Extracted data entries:
-*-
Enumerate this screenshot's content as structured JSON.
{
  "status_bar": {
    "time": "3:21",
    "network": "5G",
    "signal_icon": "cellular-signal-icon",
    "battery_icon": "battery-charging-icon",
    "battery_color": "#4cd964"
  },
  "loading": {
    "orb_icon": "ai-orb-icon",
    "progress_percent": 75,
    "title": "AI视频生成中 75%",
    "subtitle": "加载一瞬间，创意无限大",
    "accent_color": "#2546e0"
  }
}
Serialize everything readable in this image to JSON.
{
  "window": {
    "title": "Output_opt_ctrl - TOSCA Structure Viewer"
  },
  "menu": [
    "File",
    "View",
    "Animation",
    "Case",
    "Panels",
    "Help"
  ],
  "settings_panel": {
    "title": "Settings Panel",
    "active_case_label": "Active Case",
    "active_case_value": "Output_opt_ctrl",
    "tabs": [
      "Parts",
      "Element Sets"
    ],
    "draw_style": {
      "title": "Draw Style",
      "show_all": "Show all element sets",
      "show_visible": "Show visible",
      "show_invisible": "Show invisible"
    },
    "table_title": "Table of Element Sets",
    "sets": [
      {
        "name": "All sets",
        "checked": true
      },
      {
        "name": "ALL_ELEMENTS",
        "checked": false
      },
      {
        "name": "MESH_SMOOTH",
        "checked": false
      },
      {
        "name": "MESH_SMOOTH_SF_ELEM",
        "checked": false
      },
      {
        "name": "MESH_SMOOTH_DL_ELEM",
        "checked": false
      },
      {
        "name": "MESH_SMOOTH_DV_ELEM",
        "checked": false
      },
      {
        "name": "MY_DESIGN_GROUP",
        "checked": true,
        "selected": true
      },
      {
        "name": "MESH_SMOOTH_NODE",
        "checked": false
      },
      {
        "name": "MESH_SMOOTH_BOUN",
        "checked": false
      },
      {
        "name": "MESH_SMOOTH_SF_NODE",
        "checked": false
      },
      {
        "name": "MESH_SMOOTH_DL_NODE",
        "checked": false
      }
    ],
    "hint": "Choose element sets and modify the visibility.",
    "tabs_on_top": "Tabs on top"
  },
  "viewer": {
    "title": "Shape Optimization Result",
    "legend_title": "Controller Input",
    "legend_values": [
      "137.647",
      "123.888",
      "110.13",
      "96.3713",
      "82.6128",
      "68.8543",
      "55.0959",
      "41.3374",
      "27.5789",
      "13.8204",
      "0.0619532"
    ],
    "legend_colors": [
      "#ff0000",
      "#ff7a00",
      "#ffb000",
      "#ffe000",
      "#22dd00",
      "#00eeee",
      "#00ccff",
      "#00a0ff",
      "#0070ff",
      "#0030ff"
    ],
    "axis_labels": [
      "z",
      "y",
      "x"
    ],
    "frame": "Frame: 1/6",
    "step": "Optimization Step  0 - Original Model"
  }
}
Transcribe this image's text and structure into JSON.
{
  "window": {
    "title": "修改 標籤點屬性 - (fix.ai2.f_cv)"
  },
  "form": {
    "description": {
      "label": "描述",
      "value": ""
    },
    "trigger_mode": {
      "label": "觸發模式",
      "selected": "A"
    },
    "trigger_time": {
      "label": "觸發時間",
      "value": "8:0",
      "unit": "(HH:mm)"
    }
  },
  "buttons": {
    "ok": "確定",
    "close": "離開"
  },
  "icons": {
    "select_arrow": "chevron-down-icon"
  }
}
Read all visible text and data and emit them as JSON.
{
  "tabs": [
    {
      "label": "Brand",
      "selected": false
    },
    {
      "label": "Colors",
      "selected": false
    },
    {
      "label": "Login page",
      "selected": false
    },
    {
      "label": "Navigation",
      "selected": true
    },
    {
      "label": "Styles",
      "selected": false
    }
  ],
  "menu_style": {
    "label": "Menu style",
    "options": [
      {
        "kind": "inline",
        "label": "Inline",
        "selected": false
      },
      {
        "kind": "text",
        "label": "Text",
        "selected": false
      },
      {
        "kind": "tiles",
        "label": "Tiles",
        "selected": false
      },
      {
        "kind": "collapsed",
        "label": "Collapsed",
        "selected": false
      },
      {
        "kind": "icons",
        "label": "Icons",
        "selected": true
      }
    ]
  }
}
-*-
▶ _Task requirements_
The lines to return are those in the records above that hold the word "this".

▶ _Reply to the task_
Enumerate this screenshot's content as structured JSON.
Serialize everything readable in this image to JSON.
Transcribe this image's text and structure into JSON.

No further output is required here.